With Iluta Lāce, head of NGO MARTA that helps women and children, suffered by domestic violence, sexual abuse and human trafficking

What role does being brought up by your parents play in your business?
I have terrific parents. My Dad Tālis Tisenkopfs is a scientist, and also a businessman – he has created his own research company. He is one of the leading researchers in Latvia with many scientific publications. He is independent, he works and travels a lot. My parents gave me a good basis – freedom, self-respect. I was horrible as a child. I was asking too much from my parents. Therefore, now I am telling everyone who is struggling with their teenagers: they will be normal people! Compared to my aristocratic parents, I am another type of person. They are intellectuals, however, I am more like my grandparents, who were also business-oriented. My family has given me the strong feel of my roots, which gives me the opportunity to grow.
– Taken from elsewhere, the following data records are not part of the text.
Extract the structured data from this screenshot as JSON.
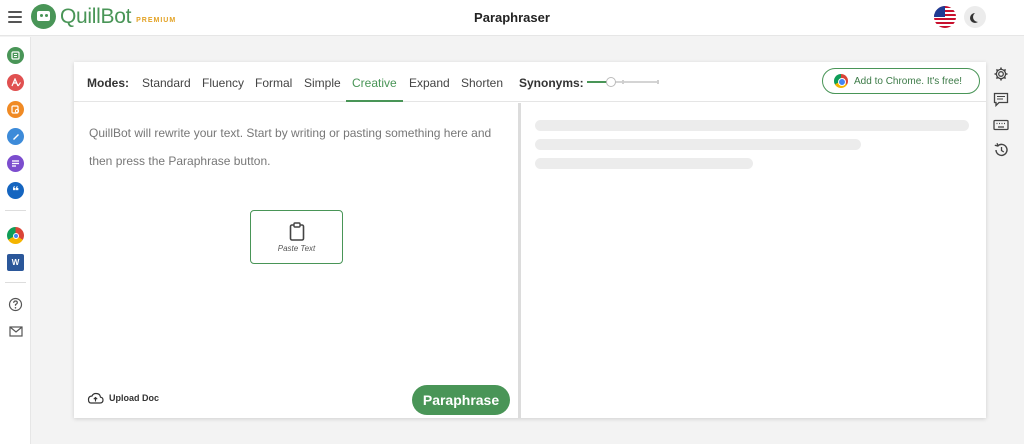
{
  "app": {
    "logo_text": "QuillBot",
    "logo_badge": "PREMIUM",
    "page_title": "Paraphraser",
    "brand_color": "#499557",
    "accent_badge_color": "#e3a224"
  },
  "header": {
    "menu_icon": "hamburger-menu-icon",
    "language_flag": "us-flag-icon",
    "theme_toggle_icon": "moon-icon"
  },
  "sidebar": {
    "items": [
      {
        "icon": "paraphraser-icon",
        "color": "#499557"
      },
      {
        "icon": "grammar-checker-icon",
        "color": "#e05050"
      },
      {
        "icon": "plagiarism-checker-icon",
        "color": "#f08a24"
      },
      {
        "icon": "co-writer-icon",
        "color": "#3d8bd9"
      },
      {
        "icon": "summarizer-icon",
        "color": "#7c4dce"
      },
      {
        "icon": "citation-generator-icon",
        "color": "#1565c0"
      },
      {
        "icon": "chrome-extension-icon",
        "color": "#db4437"
      },
      {
        "icon": "word-addin-icon",
        "color": "#2b579a"
      },
      {
        "icon": "help-icon",
        "color": "#555555"
      },
      {
        "icon": "mail-icon",
        "color": "#555555"
      }
    ]
  },
  "modes": {
    "label": "Modes:",
    "items": [
      "Standard",
      "Fluency",
      "Formal",
      "Simple",
      "Creative",
      "Expand",
      "Shorten"
    ],
    "active": "Creative"
  },
  "synonyms": {
    "label": "Synonyms:",
    "level": 0.33
  },
  "chrome_promo": {
    "label": "Add to Chrome. It's free!"
  },
  "editor": {
    "placeholder": "QuillBot will rewrite your text. Start by writing or pasting something here and then press the Paraphrase button.",
    "paste_label": "Paste Text",
    "paste_icon": "clipboard-icon",
    "upload_label": "Upload Doc",
    "upload_icon": "cloud-upload-icon",
    "paraphrase_label": "Paraphrase"
  },
  "tools": [
    {
      "icon": "settings-icon"
    },
    {
      "icon": "feedback-icon"
    },
    {
      "icon": "keyboard-icon"
    },
    {
      "icon": "history-icon"
    }
  ]
}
Why did you get involved in voluntary work in the resource center for women MARTA?
The world is complicated. There are people who have more stability – I can be super happy about mine, but others don't have it as strong. We don't share the same resources, but nobody is personally guilty for that. It is logical that those who are given more try to level out the injustice in society. One should use one's success to help those who maybe can't defend and develop themselves as well. It is logical if businessmen share their profit by donating. We are all connected in a common development process. There is still so much to do! That's why I want to get involved. To do as much as I can.

Special thanks to Anda Burve-Rozīte and IR NAUDA magazine.